TASK DESCRIPTION -
Each and every line of the data must appear exactly as given.
START DATA FOR THIS TASK
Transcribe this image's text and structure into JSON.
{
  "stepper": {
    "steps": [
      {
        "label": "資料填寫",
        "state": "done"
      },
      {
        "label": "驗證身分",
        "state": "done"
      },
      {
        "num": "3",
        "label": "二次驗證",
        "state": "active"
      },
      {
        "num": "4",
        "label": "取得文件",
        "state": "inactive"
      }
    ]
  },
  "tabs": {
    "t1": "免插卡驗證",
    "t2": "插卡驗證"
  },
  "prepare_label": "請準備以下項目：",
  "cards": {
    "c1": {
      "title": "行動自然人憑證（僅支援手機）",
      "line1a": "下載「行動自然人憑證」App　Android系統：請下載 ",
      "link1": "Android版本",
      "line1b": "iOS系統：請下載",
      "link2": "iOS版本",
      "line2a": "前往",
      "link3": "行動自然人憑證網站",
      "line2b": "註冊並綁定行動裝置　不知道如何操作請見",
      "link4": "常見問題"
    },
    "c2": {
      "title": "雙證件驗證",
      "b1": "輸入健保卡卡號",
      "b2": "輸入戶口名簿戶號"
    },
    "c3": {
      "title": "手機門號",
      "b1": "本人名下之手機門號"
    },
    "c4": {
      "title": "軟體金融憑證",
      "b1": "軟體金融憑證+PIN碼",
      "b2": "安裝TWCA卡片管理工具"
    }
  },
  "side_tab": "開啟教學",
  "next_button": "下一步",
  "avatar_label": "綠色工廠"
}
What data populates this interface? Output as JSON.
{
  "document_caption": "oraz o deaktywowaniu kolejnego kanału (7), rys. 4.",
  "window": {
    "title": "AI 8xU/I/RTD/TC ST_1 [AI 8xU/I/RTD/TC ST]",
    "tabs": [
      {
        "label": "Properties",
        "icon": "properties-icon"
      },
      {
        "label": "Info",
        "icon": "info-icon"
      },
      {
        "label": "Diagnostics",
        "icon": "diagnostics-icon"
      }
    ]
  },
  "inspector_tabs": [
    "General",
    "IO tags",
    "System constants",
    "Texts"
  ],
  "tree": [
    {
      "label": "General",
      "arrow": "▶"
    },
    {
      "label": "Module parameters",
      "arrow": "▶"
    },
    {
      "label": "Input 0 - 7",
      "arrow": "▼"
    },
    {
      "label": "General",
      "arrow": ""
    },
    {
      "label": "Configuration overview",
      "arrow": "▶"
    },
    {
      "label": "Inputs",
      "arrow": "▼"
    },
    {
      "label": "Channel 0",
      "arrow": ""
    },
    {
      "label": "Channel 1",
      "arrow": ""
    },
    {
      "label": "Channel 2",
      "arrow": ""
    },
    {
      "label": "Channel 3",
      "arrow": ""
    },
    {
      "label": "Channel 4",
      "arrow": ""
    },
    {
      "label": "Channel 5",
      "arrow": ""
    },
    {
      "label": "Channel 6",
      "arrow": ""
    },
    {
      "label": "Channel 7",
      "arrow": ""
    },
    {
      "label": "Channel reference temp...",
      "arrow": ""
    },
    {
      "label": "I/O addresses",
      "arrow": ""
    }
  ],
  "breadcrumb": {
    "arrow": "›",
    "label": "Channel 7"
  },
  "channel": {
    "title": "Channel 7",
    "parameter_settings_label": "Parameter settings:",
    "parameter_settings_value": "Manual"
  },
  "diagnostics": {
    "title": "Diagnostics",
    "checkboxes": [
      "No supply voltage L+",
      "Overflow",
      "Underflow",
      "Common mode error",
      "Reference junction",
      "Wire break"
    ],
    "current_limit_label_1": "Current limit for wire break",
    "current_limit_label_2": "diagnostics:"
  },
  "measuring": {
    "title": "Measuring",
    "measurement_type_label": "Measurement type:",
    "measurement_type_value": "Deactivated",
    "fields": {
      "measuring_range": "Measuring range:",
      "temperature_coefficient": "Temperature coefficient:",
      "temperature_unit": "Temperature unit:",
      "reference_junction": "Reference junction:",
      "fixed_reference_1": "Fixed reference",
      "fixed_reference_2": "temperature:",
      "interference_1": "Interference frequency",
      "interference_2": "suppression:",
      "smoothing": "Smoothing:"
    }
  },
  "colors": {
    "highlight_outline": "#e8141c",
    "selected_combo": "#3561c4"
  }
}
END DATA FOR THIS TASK
ANSWER SECTION -
Transcribe this image's text and structure into JSON.
{
  "stepper": {
    "steps": [
      {
        "label": "資料填寫",
        "state": "done"
      },
      {
        "label": "驗證身分",
        "state": "done"
      },
      {
        "num": "3",
        "label": "二次驗證",
        "state": "active"
      },
      {
        "num": "4",
        "label": "取得文件",
        "state": "inactive"
      }
    ]
  },
  "tabs": {
    "t1": "免插卡驗證",
    "t2": "插卡驗證"
  },
  "prepare_label": "請準備以下項目：",
  "cards": {
    "c1": {
      "title": "行動自然人憑證（僅支援手機）",
      "line1a": "下載「行動自然人憑證」App　Android系統：請下載 ",
      "link1": "Android版本",
      "line1b": "iOS系統：請下載",
      "link2": "iOS版本",
      "line2a": "前往",
      "link3": "行動自然人憑證網站",
      "line2b": "註冊並綁定行動裝置　不知道如何操作請見",
      "link4": "常見問題"
    },
    "c2": {
      "title": "雙證件驗證",
      "b1": "輸入健保卡卡號",
      "b2": "輸入戶口名簿戶號"
    },
    "c3": {
      "title": "手機門號",
      "b1": "本人名下之手機門號"
    },
    "c4": {
      "title": "軟體金融憑證",
      "b1": "軟體金融憑證+PIN碼",
      "b2": "安裝TWCA卡片管理工具"
    }
  },
  "side_tab": "開啟教學",
  "next_button": "下一步",
  "avatar_label": "綠色工廠"
}
What data populates this interface? Output as JSON.
{
  "document_caption": "oraz o deaktywowaniu kolejnego kanału (7), rys. 4.",
  "window": {
    "title": "AI 8xU/I/RTD/TC ST_1 [AI 8xU/I/RTD/TC ST]",
    "tabs": [
      {
        "label": "Properties",
        "icon": "properties-icon"
      },
      {
        "label": "Info",
        "icon": "info-icon"
      },
      {
        "label": "Diagnostics",
        "icon": "diagnostics-icon"
      }
    ]
  },
  "inspector_tabs": [
    "General",
    "IO tags",
    "System constants",
    "Texts"
  ],
  "tree": [
    {
      "label": "General",
      "arrow": "▶"
    },
    {
      "label": "Module parameters",
      "arrow": "▶"
    },
    {
      "label": "Input 0 - 7",
      "arrow": "▼"
    },
    {
      "label": "General",
      "arrow": ""
    },
    {
      "label": "Configuration overview",
      "arrow": "▶"
    },
    {
      "label": "Inputs",
      "arrow": "▼"
    },
    {
      "label": "Channel 0",
      "arrow": ""
    },
    {
      "label": "Channel 1",
      "arrow": ""
    },
    {
      "label": "Channel 2",
      "arrow": ""
    },
    {
      "label": "Channel 3",
      "arrow": ""
    },
    {
      "label": "Channel 4",
      "arrow": ""
    },
    {
      "label": "Channel 5",
      "arrow": ""
    },
    {
      "label": "Channel 6",
      "arrow": ""
    },
    {
      "label": "Channel 7",
      "arrow": ""
    },
    {
      "label": "Channel reference temp...",
      "arrow": ""
    },
    {
      "label": "I/O addresses",
      "arrow": ""
    }
  ],
  "breadcrumb": {
    "arrow": "›",
    "label": "Channel 7"
  },
  "channel": {
    "title": "Channel 7",
    "parameter_settings_label": "Parameter settings:",
    "parameter_settings_value": "Manual"
  },
  "diagnostics": {
    "title": "Diagnostics",
    "checkboxes": [
      "No supply voltage L+",
      "Overflow",
      "Underflow",
      "Common mode error",
      "Reference junction",
      "Wire break"
    ],
    "current_limit_label_1": "Current limit for wire break",
    "current_limit_label_2": "diagnostics:"
  },
  "measuring": {
    "title": "Measuring",
    "measurement_type_label": "Measurement type:",
    "measurement_type_value": "Deactivated",
    "fields": {
      "measuring_range": "Measuring range:",
      "temperature_coefficient": "Temperature coefficient:",
      "temperature_unit": "Temperature unit:",
      "reference_junction": "Reference junction:",
      "fixed_reference_1": "Fixed reference",
      "fixed_reference_2": "temperature:",
      "interference_1": "Interference frequency",
      "interference_2": "suppression:",
      "smoothing": "Smoothing:"
    }
  },
  "colors": {
    "highlight_outline": "#e8141c",
    "selected_combo": "#3561c4"
  }
}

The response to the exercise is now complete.